author
supervisor
opponent
  • Hultmark, Dan, Department of Molecular Biology, Umeå University
organization
publishing date
type
Thesis
publication status
published
subject
keywords
D5, HK, C3a, HMWK, complement, heparin-binding, antibacterial, Antimicrbial peptide, AMP
in
Lund University Faculty of Medicine Doctoral Dissertation Series
volume
2009:51
pages
136 pages
publisher
Department of Clinical Sciences, Lund University
defense location
Belfragesalen D15, BMC,Sölvegatan 19, Lund
defense date
2009-05-19 09:15
ISSN
1652-8220
ISBN
978-91-86253-39-4
language
English
LU publication?
yes
id
f70ef602-cbb1-4b10-989e-965ecaa96a86 (old id 1390729)
date added to LUP
2009-05-05 13:50:03
date last changed
2016-09-19 08:44:51
@phdthesis{f70ef602-cbb1-4b10-989e-965ecaa96a86,

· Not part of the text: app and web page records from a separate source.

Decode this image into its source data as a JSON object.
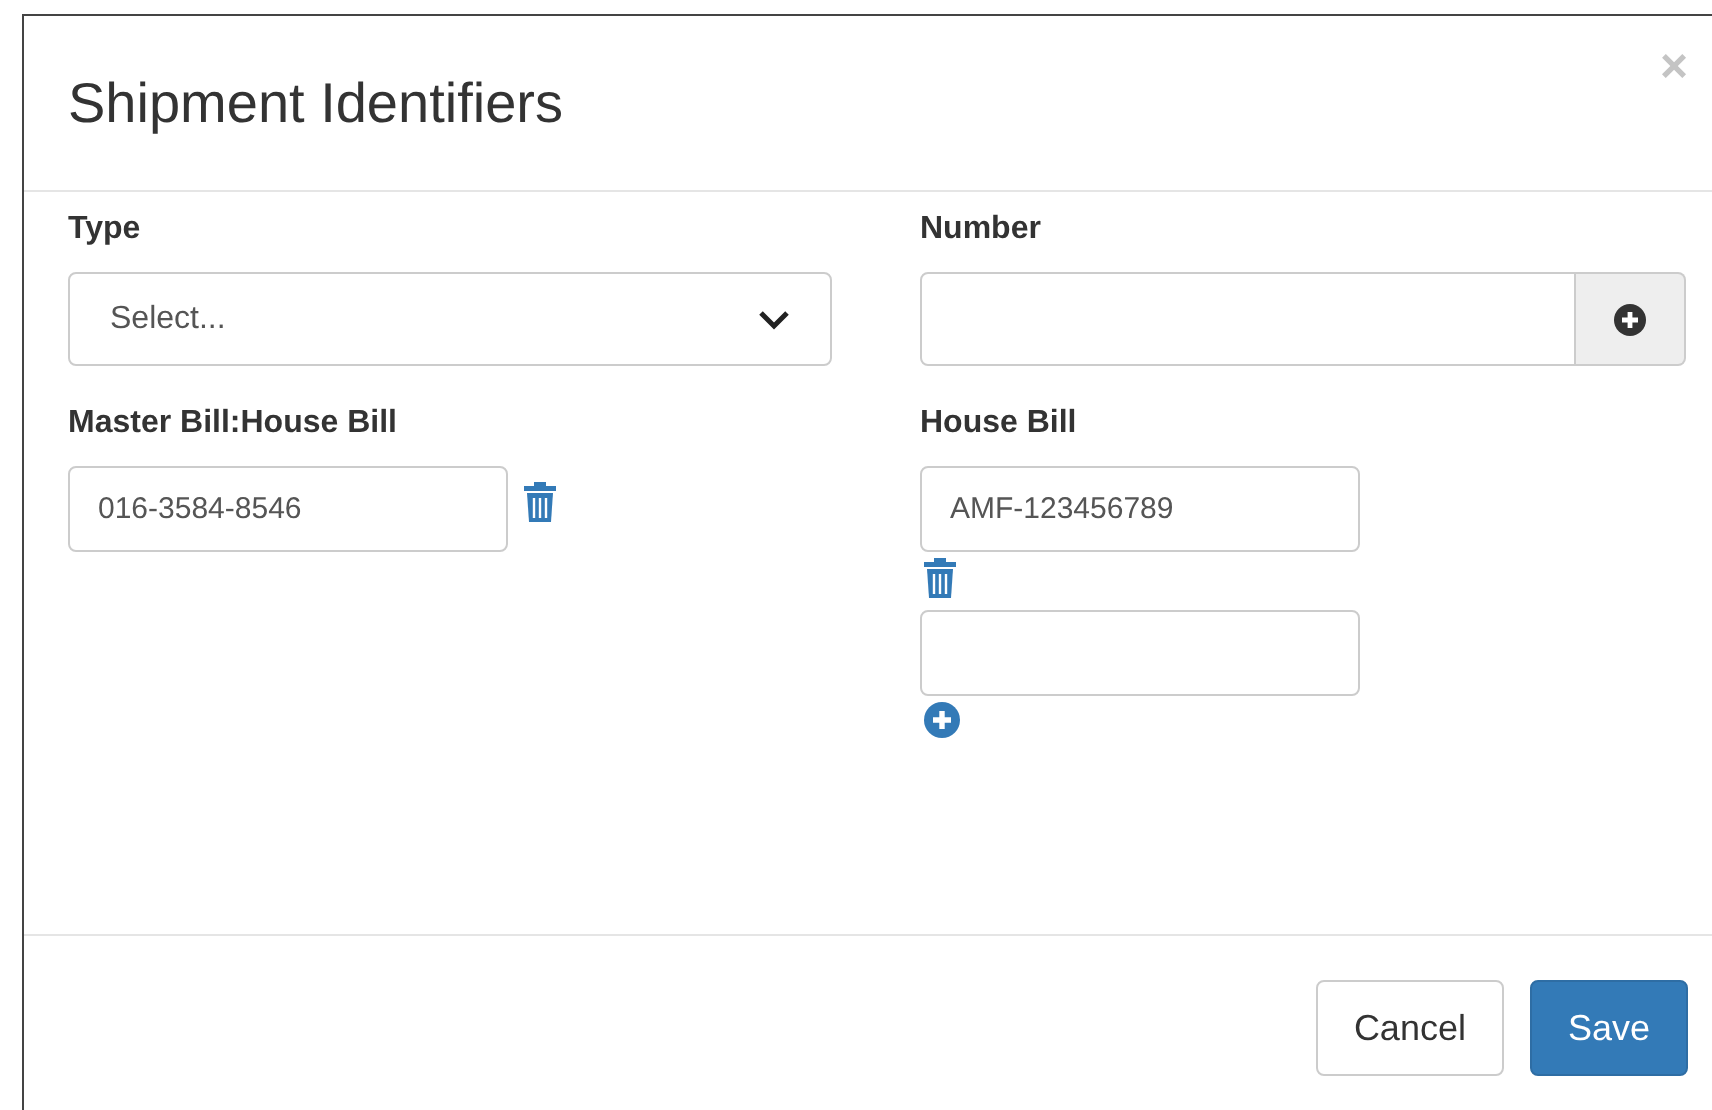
{
  "dialog": {
    "title": "Shipment Identifiers",
    "close": "×"
  },
  "type_field": {
    "label": "Type",
    "placeholder": "Select..."
  },
  "number_field": {
    "label": "Number"
  },
  "master_bill": {
    "label": "Master Bill:House Bill",
    "entries": [
      {
        "kind": "existing",
        "value": "016-3584-8546"
      }
    ]
  },
  "house_bill": {
    "label": "House Bill",
    "entries": [
      {
        "kind": "existing",
        "value": "AMF-123456789"
      },
      {
        "kind": "new"
      }
    ]
  },
  "buttons": [
    {
      "label": "Cancel",
      "kind": "default"
    },
    {
      "label": "Save",
      "kind": "primary"
    }
  ]
}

  abstract     = {Antimicrobial peptides serve as a first line of defence against invading microorganisms and are an essential part of our fast innate immune system. They are ancient molecules found in all classes of life. Antimicrobial peptides rapidly kill a broad spectrum of microbes and are immunomodulatory, i.e. having additional actions influencing inflammation and other innate immune responses. Results presented in this thesis demonstrate that proteases of common human pathogens degrade and inactivate the antimicrobial peptide LL-37, probably a strategy for bacteria to circumvent the action of antimicrobial peptides. Likewise, heavily sulphated glycosaminoglycans like dermatan sulphate and heparin were shown to bind to and inactivate LL-37. Furthermore, we demonstrate that structural characteristics associated with heparin affinity (cationicity and amphipathicity) may confer antimicrobial properties to any given peptide. Heparin-binding consensus sequences were proven to be active against Gram-positive bacteria, Gram-negative bacteria and the fungus Candida albicans. Similar results were obtained with synthetic peptides derived from heparin-binding sequences within endogenous proteins. In addition, novel antimicrobial activity and heparin-binding capacity were discovered for the anaphylatoxin C3a, generated during activation of the complement system, and the inactive derivative of C3a (C3adesArg), as well as shorter synthetic peptides from the molecule. Novel antimicrobial activity was also shown for the heparin binding and cell-binding domain 5 of high molecular weight kininogen, a substrate in the intrinsic pathway of coagulation. Interestingly, the peptide HKH20 (His479 His498) from this domain was active in high salt, and highly resistant to degradation by various bacterial proteases. The understanding that heparin binding is a property of many antimicrobial peptides may represent a powerful tool in the discovery of novel endogenous antimicrobial peptides from complex biological mixtures.},
  author       = {Nordahl, Emma},
  isbn         = {978-91-86253-39-4},
  issn         = {1652-8220},
  keyword      = {D5,HK,C3a,HMWK,complement,heparin-binding,antibacterial,Antimicrbial peptide,AMP},
  language     = {eng},
  pages        = {136},
  publisher    = {Department of Clinical Sciences, Lund University},
  school       = {Lund University},
  series       = {Lund University Faculty of Medicine Doctoral Dissertation Series},
  title        = {Novel Endogenous Antimicrobial Peptides},
  volume       = {2009:51},
  year         = {2009},
}